Task to carry out ▸ Return every line in the entries below where the word "arrow" shows up.

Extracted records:
((

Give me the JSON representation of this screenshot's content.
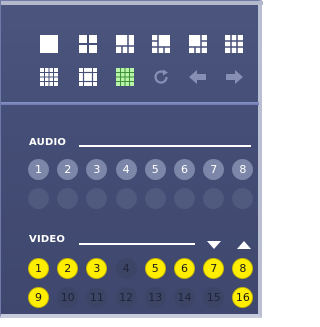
{
  "toolbar": {
    "row1": [
      "layout-1x1-icon",
      "layout-2x2-icon",
      "layout-1-plus-3-icon",
      "layout-3x3-alt-icon",
      "layout-1-plus-5-icon",
      "layout-3x3-icon"
    ],
    "row2": [
      "layout-4x4-icon",
      "layout-1-plus-7-icon",
      "layout-4x4-selected-icon",
      "refresh-icon",
      "previous-arrow-icon",
      "next-arrow-icon"
    ],
    "selected": "layout-4x4-selected-icon"
  },
  "audio": {
    "title": "AUDIO",
    "row1": [
      "1",
      "2",
      "3",
      "4",
      "5",
      "6",
      "7",
      "8"
    ],
    "row2": [
      "",
      "",
      "",
      "",
      "",
      "",
      "",
      ""
    ]
  },
  "video": {
    "title": "VIDEO",
    "row1": [
      {
        "label": "1",
        "active": true
      },
      {
        "label": "2",
        "active": true
      },
      {
        "label": "3",
        "active": true
      },
      {
        "label": "4",
        "active": false
      },
      {
        "label": "5",
        "active": true
      },
      {
        "label": "6",
        "active": true
      },
      {
        "label": "7",
        "active": true
      },
      {
        "label": "8",
        "active": true
      }
    ],
    "row2": [
      {
        "label": "9",
        "active": true
      },
      {
        "label": "10",
        "active": false
      },
      {
        "label": "11",
        "active": false
      },
      {
        "label": "12",
        "active": false
      },
      {
        "label": "13",
        "active": false
      },
      {
        "label": "14",
        "active": false
      },
      {
        "label": "15",
        "active": false
      },
      {
        "label": "16",
        "active": true
      }
    ],
    "scroll_down_icon": "arrow-down-icon",
    "scroll_up_icon": "arrow-up-icon"
  },
  "colors": {
    "panel_bg": "#464f78",
    "separator": "#7a84c0",
    "active_channel": "#ffee00",
    "inactive_channel": "#3d4566",
    "audio_channel": "#7b86a8"
  }
}
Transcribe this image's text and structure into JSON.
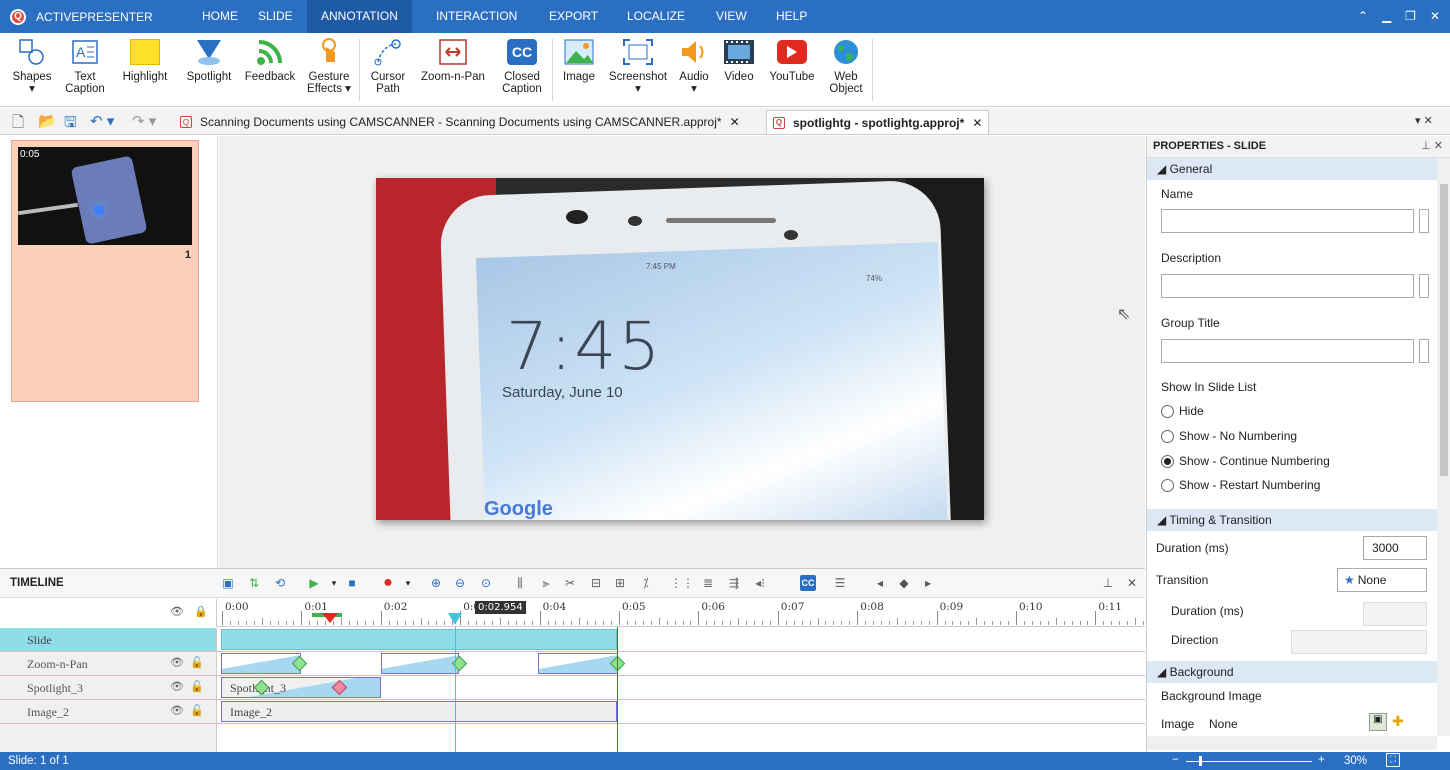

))

The completed task ▸
      "previous-arrow-icon",
      "next-arrow-icon"
    "scroll_down_icon": "arrow-down-icon",
    "scroll_up_icon": "arrow-up-icon"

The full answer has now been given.